How many lines in this data contain the string "禾望电气"? Reply with the number only.
Segment Start: Entries provided
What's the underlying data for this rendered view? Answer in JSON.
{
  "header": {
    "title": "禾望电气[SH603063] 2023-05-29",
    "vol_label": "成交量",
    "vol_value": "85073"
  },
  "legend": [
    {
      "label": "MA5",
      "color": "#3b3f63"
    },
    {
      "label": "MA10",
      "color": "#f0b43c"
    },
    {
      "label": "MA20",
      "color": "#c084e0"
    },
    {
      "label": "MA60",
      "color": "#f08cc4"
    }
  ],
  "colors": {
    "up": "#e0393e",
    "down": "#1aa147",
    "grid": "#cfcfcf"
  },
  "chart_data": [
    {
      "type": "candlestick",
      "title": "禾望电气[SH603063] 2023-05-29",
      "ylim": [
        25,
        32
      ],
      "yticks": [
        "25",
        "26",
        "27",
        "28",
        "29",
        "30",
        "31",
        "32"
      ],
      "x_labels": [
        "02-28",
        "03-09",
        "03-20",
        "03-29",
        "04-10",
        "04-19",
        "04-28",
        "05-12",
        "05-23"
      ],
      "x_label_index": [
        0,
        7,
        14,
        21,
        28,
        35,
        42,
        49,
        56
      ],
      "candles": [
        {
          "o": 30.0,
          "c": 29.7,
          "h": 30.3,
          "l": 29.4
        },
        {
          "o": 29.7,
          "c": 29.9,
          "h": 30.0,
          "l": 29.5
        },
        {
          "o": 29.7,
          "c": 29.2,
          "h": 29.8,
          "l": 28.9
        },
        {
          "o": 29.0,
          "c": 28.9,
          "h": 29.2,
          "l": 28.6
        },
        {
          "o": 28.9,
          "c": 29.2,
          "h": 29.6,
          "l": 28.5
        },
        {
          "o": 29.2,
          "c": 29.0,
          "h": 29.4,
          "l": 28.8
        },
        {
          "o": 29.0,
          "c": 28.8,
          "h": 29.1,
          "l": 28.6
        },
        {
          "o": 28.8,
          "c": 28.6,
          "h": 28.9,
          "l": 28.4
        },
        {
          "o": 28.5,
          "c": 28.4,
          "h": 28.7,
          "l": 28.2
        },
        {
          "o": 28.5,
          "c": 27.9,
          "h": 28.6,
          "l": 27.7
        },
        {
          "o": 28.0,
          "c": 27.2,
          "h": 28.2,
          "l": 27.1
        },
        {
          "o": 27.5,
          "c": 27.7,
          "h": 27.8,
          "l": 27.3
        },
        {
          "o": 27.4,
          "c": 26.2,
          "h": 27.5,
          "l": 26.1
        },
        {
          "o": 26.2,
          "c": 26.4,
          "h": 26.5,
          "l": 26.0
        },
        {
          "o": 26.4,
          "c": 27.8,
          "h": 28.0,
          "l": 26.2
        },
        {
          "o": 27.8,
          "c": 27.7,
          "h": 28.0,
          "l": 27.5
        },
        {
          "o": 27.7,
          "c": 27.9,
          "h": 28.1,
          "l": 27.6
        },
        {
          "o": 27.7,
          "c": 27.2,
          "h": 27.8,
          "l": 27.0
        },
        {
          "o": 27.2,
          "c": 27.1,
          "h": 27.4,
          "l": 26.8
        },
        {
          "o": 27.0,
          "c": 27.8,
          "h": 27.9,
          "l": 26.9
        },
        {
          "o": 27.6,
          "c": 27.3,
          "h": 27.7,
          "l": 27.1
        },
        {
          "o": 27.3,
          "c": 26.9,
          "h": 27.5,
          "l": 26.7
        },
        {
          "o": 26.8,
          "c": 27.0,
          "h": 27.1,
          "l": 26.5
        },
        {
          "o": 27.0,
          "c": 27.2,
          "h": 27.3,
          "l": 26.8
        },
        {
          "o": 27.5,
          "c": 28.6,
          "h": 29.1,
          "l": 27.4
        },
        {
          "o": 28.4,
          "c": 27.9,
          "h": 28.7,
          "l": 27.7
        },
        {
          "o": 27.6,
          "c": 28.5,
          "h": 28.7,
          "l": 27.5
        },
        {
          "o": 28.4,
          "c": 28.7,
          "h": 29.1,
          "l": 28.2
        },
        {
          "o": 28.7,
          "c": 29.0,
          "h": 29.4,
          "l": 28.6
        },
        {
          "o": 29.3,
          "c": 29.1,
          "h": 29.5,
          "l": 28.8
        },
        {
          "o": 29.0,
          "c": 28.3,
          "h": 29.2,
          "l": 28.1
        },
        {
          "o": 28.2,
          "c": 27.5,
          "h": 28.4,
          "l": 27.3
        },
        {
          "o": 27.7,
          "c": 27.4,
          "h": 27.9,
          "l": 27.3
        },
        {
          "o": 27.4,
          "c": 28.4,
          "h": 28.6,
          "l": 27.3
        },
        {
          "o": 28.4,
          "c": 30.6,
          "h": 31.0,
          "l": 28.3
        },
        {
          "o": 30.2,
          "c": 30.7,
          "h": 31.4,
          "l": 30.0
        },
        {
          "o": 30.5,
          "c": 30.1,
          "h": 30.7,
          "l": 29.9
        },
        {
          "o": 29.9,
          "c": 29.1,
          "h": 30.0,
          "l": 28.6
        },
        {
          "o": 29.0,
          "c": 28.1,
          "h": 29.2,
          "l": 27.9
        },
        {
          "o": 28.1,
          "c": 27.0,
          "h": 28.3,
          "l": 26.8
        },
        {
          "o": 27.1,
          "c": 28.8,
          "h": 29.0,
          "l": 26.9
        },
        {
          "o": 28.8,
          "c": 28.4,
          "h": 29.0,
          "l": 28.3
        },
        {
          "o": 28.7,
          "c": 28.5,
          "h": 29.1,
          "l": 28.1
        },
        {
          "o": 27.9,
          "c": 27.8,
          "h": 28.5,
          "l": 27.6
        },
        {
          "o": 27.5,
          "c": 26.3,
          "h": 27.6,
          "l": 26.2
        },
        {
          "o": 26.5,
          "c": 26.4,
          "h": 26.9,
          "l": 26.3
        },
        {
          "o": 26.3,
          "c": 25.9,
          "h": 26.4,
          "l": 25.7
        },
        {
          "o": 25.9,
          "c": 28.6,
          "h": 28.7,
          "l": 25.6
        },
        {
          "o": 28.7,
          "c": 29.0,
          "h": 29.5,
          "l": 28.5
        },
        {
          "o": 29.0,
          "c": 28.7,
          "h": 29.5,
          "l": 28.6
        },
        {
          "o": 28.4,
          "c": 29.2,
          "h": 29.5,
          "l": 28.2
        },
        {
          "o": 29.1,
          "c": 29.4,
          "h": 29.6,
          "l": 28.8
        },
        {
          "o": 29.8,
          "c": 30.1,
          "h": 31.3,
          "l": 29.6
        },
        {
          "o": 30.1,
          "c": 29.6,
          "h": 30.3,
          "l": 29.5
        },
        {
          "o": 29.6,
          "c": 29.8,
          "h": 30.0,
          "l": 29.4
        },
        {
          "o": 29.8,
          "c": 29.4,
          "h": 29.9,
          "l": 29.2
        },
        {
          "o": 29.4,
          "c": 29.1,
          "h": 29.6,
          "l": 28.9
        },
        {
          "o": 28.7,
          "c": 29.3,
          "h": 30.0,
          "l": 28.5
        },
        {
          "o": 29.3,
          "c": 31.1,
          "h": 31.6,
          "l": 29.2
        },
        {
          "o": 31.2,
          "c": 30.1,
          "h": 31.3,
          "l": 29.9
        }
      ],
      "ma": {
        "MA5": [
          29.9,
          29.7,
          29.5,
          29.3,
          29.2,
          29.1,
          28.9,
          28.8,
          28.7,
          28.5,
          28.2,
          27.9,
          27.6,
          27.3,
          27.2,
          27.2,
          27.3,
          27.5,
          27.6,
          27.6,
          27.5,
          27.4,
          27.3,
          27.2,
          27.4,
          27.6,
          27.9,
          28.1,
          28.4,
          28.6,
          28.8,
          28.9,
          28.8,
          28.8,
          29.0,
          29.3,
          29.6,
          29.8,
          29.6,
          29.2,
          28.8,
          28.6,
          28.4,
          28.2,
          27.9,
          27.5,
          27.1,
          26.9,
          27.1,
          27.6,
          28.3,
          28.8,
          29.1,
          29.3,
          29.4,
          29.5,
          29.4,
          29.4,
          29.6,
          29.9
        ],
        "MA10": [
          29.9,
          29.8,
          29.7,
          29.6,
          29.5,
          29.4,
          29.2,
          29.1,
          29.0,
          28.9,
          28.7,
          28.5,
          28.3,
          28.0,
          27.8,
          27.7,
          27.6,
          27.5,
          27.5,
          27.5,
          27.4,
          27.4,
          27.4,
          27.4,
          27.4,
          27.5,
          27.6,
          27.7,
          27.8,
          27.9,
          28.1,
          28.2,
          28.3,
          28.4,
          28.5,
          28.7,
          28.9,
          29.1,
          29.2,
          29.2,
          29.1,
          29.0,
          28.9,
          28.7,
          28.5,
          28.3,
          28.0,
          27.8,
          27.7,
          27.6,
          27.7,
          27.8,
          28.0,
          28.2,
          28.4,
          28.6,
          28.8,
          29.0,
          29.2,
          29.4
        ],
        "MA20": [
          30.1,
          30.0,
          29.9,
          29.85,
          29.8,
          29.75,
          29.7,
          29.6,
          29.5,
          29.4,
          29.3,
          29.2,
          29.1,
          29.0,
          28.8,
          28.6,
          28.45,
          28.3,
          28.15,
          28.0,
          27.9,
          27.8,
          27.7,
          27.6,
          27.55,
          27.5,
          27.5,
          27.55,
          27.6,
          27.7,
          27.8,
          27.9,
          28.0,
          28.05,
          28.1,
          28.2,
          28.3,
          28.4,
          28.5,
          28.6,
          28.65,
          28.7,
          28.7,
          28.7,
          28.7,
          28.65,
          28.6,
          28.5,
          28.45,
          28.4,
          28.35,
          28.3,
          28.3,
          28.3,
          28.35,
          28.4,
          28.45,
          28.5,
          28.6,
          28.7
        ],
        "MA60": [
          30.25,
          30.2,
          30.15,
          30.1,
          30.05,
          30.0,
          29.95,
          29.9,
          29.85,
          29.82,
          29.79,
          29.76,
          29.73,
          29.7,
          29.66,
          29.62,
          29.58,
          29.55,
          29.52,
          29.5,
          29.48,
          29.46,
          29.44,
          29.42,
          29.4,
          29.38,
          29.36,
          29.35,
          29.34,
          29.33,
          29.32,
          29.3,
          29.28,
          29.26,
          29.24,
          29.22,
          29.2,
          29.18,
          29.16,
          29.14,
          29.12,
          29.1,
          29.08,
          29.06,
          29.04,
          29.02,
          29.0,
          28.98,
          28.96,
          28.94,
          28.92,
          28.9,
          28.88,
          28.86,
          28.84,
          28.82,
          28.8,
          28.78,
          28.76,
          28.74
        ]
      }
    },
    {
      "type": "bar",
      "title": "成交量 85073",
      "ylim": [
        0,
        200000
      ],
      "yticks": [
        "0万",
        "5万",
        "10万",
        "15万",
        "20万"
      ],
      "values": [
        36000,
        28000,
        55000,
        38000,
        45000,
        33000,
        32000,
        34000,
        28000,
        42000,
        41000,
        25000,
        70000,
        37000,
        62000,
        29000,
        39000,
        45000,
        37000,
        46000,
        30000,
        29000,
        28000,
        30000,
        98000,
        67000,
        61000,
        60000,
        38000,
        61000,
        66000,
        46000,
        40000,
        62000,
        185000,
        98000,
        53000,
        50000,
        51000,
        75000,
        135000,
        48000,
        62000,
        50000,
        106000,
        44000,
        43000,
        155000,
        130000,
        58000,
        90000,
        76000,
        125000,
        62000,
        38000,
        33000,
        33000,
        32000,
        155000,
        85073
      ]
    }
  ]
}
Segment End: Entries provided
*Result below*:
2